Aside from being busy, I’ve given up Twitter for January (along with a few things) , but I’ve managed to find a few minutes to look at the latest RedC offering for a certain bookmaker, and run it through the spreadsheet.
First off, I’m aware of another blogger who does a similar exercise, but then calculates seats using the d’Hondt system. This would be sensible, if that were system used to allocate seats in our system. However, it’s not, so it isn’t. D’Hondt results in different seat allocations, and if it didn’t, there wouldn’t be a need to have invented the PR-STV system that keeps us awake for weekends on end. My system isn’t of course perfect, but my final prediction for the last GE was closer than any in the media or blogosphere, so you can have some confidence that this shows what this sort of vote would produce in seats.
Anyways, here we go….
As you can see, not great movement from the second half of last year, FG and LP a bit down, but not as much as one might have expected following such a savage/harsh/tough/brave (delete according to your preferences) budget. This does rather suggest that the effects of these cuts and taxes were priced in a long time ago, and few voters are surprised by what was read out in December by Ministers Noonan and Howlin. The Greens will be pleased to reach up to the margin of error at 3%, but the Socialist Party will be concerned (I suspect) by the 0% rating they attract. Again, I think ULA should be the question asked here, as that is the “brand” those voters are choosing, and I very much doubt that Joe Higgins’ vote is down on 2011, whatever their problems with Comrade Clare. ULA I have calculated on a pro-rata basis again, and their main concern will be, if these figures are correct, the impact of Dun Laoghaire electing 3 TDs next time, with the Ceann Comhairle possibly depriving RBB of the final seat.
Other figures….the pro-life campaign will be disappointed that the initial impetus towards liberalising our abortion laws has not petered out. 29% support Abortion on demand (or request, as some of us prefer….), and a further 35% supporting legislation to allow for “X” (including suicide), shows a strong 64% in favour of movement at least as far as the Govt is proposing, compared to 26% who want legislation for “X” minus suicide, and only 8% who support those opposed to legislation at all. It would have been interesting what percentage of those in the “X” (including suicide) cohort would also have supported extending it to cases of rape, incest, or genetic abnormalities that made the fetus non-viable, however this was not asked on this occasion. As is common in polls in many countries, there are somewhat more pro-choice voters among men, and more anti-abortion voters among women. Interestingly though, there isn’t a lot of variance across demographic groups, and even where it is at the extremes (over 55s, farmers and Connaught-Ulster) there is still a majority who want to go at least as far as the Government, if not further.

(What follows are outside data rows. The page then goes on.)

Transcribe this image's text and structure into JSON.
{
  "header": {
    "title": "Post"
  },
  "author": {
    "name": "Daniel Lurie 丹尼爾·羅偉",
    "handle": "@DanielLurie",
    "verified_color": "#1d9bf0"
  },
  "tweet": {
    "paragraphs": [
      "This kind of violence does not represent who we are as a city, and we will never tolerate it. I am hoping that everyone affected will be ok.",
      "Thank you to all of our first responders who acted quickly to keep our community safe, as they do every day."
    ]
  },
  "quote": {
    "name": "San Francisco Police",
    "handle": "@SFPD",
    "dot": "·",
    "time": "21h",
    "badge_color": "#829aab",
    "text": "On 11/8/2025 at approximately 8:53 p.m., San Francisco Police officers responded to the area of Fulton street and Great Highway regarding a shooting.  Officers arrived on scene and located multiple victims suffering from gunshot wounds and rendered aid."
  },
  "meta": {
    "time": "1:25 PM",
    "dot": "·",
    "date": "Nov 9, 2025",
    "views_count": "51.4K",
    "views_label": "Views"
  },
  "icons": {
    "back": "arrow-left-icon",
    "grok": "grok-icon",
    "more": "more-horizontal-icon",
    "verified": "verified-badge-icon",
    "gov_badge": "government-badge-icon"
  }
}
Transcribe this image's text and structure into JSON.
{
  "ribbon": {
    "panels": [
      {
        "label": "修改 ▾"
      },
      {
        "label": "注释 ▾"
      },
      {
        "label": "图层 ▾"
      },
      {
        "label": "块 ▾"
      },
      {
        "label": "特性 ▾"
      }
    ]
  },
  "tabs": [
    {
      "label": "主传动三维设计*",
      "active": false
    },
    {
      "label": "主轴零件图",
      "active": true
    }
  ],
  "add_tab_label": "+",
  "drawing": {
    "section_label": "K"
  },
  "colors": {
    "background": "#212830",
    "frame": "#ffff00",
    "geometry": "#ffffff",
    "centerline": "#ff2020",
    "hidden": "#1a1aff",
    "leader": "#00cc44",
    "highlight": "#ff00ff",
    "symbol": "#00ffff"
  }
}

On balance, Labour will be pleased with this finding, and it will give any potential FG rebels pause for thought.
On the #flegs issue, well that was the one that hit the headlines, but I’m not surprised, if you actually consider the question, and the fact that many Southerners think all Northerners are mad, bad and dangerous to know.
When told that Belfast City Council (heckles raised already..) recently restricted (negative word) the flying of the Union Flag (“union flag – is that the union jack?!”) to 17 days per year (republican heckles raised – “why should it be raised at all?”) people were then asked if they thought these (Northern) politicians (everyone hates politicians) were right to restrict (repeat of negative word) the flying of the flag, 36% said yes. Given all the negative pushes along the way, this isn’t surprising. 46% on the other hand took the opportunity to say that these politicians were “wrong to restrict” (everyone likes freedom and hates politicians), “as Belfast is in the UK” (statement of fact, but then so is Huddersfield and they have a similar rota), “and the flag should be able to the flown there” (as it is, contrary to the implication). A casual, relatively apolitical listener, being told the second option is for those who think people should be allowed fly the UK flag in the UK would be inclined to say “yes that’s me”.
Had the question offered the 3 options of (a) No Flag as proposed by Nationalists, (b) the flag 365 days of the year, as proposed by Unionists, or (c) the compromise of raising it on 17 flag days, as is common in other UK Councils, as proposed by the Alliance Party, and as passed by a majority of the Council, I suspect the result would have been much different. But I guess it would have been less of a story….
Anyways, that’s it for today. Feel free to share on Twitter, seeing as I’m off it for the month meself…. I’ll see most of you again in February, unless I get a life or something in the meantime….